Some Tantric practitioners choose solo poly as a way to avoid being caught up in the distractions of the householder existence, but still being able to maintain intimate connections for their Tantric sexual practice.
Polyamory in Tantra
Traditional Tantric texts make it clear that Tantra has never been bound by the norms of society, and sexually exclusive marriage was no exception to Tantric taboo-breaking.
Some Tantrics renounced all forms of material responsibility and devoted themselves to their Tantric study and practice full time. Others maintained a traditional householder lifestyle, and practiced Tantra privately. The Kashmiri Shaivist texts, for example, were primarily written for householders seeking to attain the high states of consciousness which were believed to be reserved for saddhus and hermits.
The traditional texts make it clear that if a Tantric was practising left-hand Tantra, with actual sexual intercourse as part of the practice, the Tantric partner should not be their husband or wife. The ideal Tantric partner was described as someone healthy, someone the Tantric did not find sexually attractive, and someone with whom the Tantric would be unlikely to form a mundane emotional bond. Washer women, for example, members of the "untouchable" caste, were considered ideal Tantric partners for Brahmin men.
Tibetan Tantric texts contain many stories of gurus telling a disciple that the time had come for them to start practising sexual Tantra, and nominating a Tantric partner who would be suitable for them. Traditionally, Tantric relationships would only begin after years of dedicated practice and preparation, usually in celibacy.
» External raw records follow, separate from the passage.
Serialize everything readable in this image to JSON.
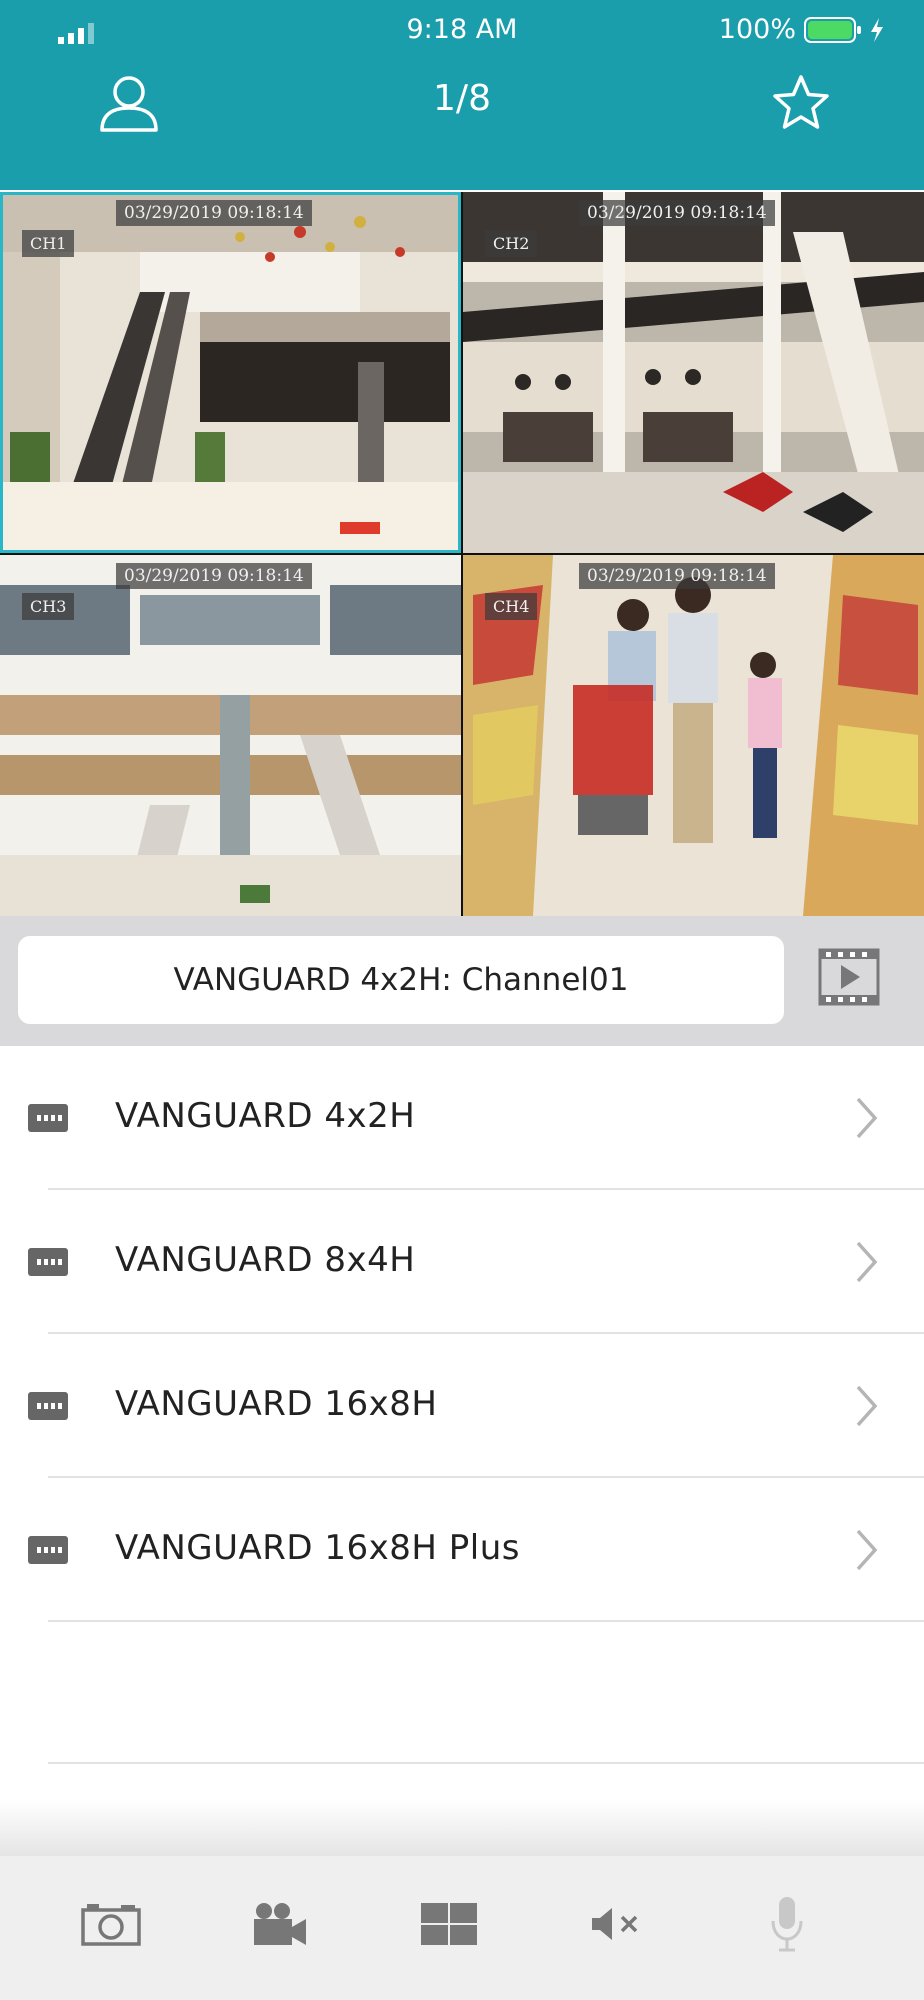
{
  "status_bar": {
    "time": "9:18 AM",
    "battery_percent": "100%"
  },
  "header": {
    "page_indicator": "1/8",
    "user_icon": "user-icon",
    "favorite_icon": "star-icon",
    "background_color": "#1a9eab"
  },
  "video_grid": {
    "selected_channel": "CH1",
    "cells": [
      {
        "channel": "CH1",
        "timestamp": "03/29/2019  09:18:14"
      },
      {
        "channel": "CH2",
        "timestamp": "03/29/2019  09:18:14"
      },
      {
        "channel": "CH3",
        "timestamp": "03/29/2019  09:18:14"
      },
      {
        "channel": "CH4",
        "timestamp": "03/29/2019  09:18:14"
      }
    ]
  },
  "channel_bar": {
    "current_channel": "VANGUARD 4x2H: Channel01",
    "playback_icon": "playback-icon"
  },
  "devices": [
    {
      "name": "VANGUARD 4x2H"
    },
    {
      "name": "VANGUARD 8x4H"
    },
    {
      "name": "VANGUARD 16x8H"
    },
    {
      "name": "VANGUARD 16x8H Plus"
    }
  ],
  "toolbar": {
    "icons": [
      "camera-icon",
      "video-record-icon",
      "grid-layout-icon",
      "mute-icon",
      "microphone-icon"
    ]
  }
}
Modern neo-Tantra has a different take on polyamory. Neo-Tantra focuses on practising rituals as part of a long-term relationship, choosing partners who are sexually attractive, and working to maintain the sexual attraction for the long term, and developing very emotionally intimate relationships. For neo-Tantrics, polyamory is an expansion of love from one relationship to many. Attachments are not seen as a significant barrier to practice, unless they lead to possessiveness and jealousy.
Modern Westerners, the key audience for neo-Tantra, have no patience for years of celibate practice, followed by Tantric sexual rituals with someone they don't even find attractive. As a result, many Western seekers fall by the wayside, losing sight of any spiritual objective to their Tantric practice, and focusing instead on attaining material pleasures in this world.
This dynamic has contributed to Tantra's poor reputation in the West, as it can be seen as a "spiritual cover" for sex addiction, promiscuity, and even abuse of power.
It is important to remember that polyamory is practised in Tantra as a way of accessing impersonal, unconditional love, and transfiguring one's Tantric partner as an emanation of the Divine. It is a gateway to higher states of consciousness, through transcending our lower impulses of possessiveness and hedonism.
Personal Accounts of Polyamory
More Than Two by Franklin Veaux
Downloadable .pdfs on polyamory, jealousy, and relationship skills by Franklin Veaux
More Than Two by Franklin Veaux and Eve Rickert
The Ethical Slut by Dossie Easton
Opening Up by Tristan Taormino
The Polyamorists Next Door by Elisabeth Sheff
Love in Abundance by Kathy Labriola